mode of the king's death, it has been stated that it was his voluntary act. But there is no reason to dispute the Archbishop's account, which positively declares that Richard lingered for a space of fifteen days, and died under starvation. He perished, says this prelate, by hunger, thirst, and cold; he died the basest death any one in England had ever undergone. Doubtless, if divine vengeance would follow this holy man's excommunication, those who instigated this merciless act would not escape a just reward for their guilt. In the succeeding reign of Henry IV., Archbishop Scroope being taken prisoner, was in Pontefract Castle condemned to death.

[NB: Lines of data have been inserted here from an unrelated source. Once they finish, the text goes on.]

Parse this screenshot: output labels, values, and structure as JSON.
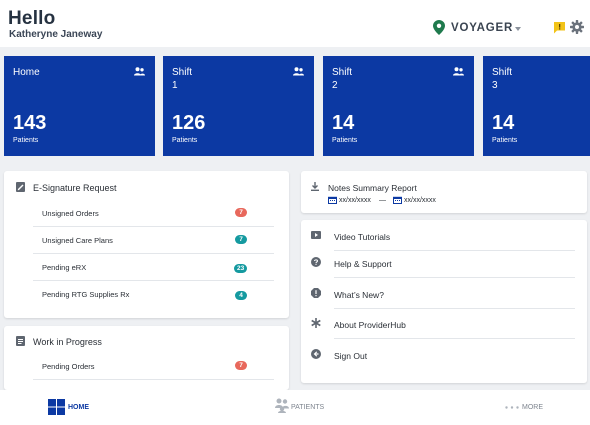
{
  "header": {
    "greeting": "Hello",
    "user_name": "Katheryne Janeway",
    "facility": "VOYAGER",
    "icons": [
      "location-pin-icon",
      "chevron-down-icon",
      "notification-icon",
      "gear-icon"
    ]
  },
  "cards": [
    {
      "title": "Home",
      "subtitle": "",
      "value": "143",
      "label": "Patients"
    },
    {
      "title": "Shift",
      "subtitle": "1",
      "value": "126",
      "label": "Patients"
    },
    {
      "title": "Shift",
      "subtitle": "2",
      "value": "14",
      "label": "Patients"
    },
    {
      "title": "Shift",
      "subtitle": "3",
      "value": "14",
      "label": "Patients"
    }
  ],
  "esign": {
    "title": "E-Signature Request",
    "rows": [
      {
        "label": "Unsigned Orders",
        "count": "7",
        "color": "#e8685c"
      },
      {
        "label": "Unsigned Care Plans",
        "count": "7",
        "color": "#159aa0"
      },
      {
        "label": "Pending eRX",
        "count": "23",
        "color": "#159aa0"
      },
      {
        "label": "Pending RTG Supplies Rx",
        "count": "4",
        "color": "#159aa0"
      }
    ]
  },
  "wip": {
    "title": "Work in Progress",
    "rows": [
      {
        "label": "Pending Orders",
        "count": "7",
        "color": "#e8685c"
      }
    ]
  },
  "notes": {
    "title": "Notes Summary Report",
    "from": "xx/xx/xxxx",
    "separator": "—",
    "to": "xx/xx/xxxx"
  },
  "menu": [
    {
      "label": "Video Tutorials",
      "icon": "video-icon"
    },
    {
      "label": "Help & Support",
      "icon": "help-icon"
    },
    {
      "label": "What’s New?",
      "icon": "alert-icon"
    },
    {
      "label": "About ProviderHub",
      "icon": "asterisk-icon"
    },
    {
      "label": "Sign Out",
      "icon": "sign-out-icon"
    }
  ],
  "nav": {
    "home": "HOME",
    "patients": "PATIENTS",
    "more": "MORE"
  },
  "colors": {
    "card_blue": "#0c39a3",
    "accent_green": "#1f7a4d",
    "badge_red": "#e8685c",
    "badge_teal": "#159aa0",
    "notification_yellow": "#f2c318"
  }
}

Yet again we are compelled to listen, and to shudder as we listen, to other tragic acts that stained the walls of Pontefract with blood. The next noble victim who suffered a violent death within the castle was Anthony Woodville, the gallant Earl of Rivers. He was the most accomplished person of the age, himself an author, and the liberal patron of that illustrious artisan who first practised the art of printing in England. No ostensible reason has been assigned for his execution ; and it was the more unjust, because the Protector, afterwards Richard 11., hurried Lord Rivers, his uncle, and his half-brother Sir Richard Grey, with Sir Thomas Vaughan, to the scaffold, without the usual form of a trial. Shakspeare makes Richard 11. to whine forth these lines :

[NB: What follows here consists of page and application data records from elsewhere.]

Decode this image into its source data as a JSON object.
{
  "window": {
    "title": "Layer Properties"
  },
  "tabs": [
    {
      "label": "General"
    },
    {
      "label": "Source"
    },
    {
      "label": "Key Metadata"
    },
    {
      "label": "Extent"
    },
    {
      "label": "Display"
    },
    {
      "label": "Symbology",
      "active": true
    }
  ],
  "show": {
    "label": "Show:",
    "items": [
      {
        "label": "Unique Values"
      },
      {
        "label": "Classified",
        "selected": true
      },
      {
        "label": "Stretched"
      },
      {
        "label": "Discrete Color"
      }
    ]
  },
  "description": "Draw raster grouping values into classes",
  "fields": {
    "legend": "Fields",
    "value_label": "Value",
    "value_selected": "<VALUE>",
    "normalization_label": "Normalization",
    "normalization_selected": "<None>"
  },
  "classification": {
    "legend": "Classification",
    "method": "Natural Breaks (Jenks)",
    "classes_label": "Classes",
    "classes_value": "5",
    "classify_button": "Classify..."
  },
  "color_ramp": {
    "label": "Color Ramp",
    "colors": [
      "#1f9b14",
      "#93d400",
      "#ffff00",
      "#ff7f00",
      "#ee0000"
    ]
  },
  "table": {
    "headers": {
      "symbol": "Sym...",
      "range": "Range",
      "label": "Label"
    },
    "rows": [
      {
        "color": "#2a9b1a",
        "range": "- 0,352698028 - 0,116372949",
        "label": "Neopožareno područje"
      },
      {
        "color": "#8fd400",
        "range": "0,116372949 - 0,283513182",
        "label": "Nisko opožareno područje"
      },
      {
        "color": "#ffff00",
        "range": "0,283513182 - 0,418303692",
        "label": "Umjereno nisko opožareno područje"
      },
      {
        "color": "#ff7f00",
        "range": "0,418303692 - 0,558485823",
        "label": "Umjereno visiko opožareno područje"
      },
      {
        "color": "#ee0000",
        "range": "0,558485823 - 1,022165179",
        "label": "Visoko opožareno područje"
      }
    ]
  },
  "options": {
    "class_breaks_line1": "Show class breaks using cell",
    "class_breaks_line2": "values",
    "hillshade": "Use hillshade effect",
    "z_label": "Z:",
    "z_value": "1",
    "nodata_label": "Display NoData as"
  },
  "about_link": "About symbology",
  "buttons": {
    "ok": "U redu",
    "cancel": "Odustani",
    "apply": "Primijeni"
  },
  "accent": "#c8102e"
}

"O Pomfret, Pomfret! O thou bloody prison !
Within the guilty closure of thy walls
' In reviewing the three great tragedies that we have witnessed at Pontefract, we must have been struck with the immunity under which these flagrant acts of barbarity and injustice were perpetrated. Even the person of the sovereign was as little respected as that of the nobility. The principles of sound government were in their infancy. The obedience due to monarchical power was little regarded, or indeed understood ; whilst the nobility on their part coerced, as they had the opportunity, the sovereign and their vassals alike. There was no real security for property or life; the exigencies of the crowd excited it to violence, and the fear of opposition from the barons first led the Plantagenets to appeal to the people in their own defence. Thus, step by step, our constitution became formed out of the pressure of circumstances.' 1
We now pass over matters of minor importance in the history of Pontefract to the time of Charles I. In the king's contest with his Parliament, this was the last fortress that held out for the unfortunate monarch. At Christmas 1644 Sir Thomas Fairfax laid siege to the castle, and on 19th January following, after an incessant cannonade of three days, a breach was made. The brave garrison would not surrender; the besiegers mined, but the besieged
· The Rev. Mr. Hartshorne, ut ante.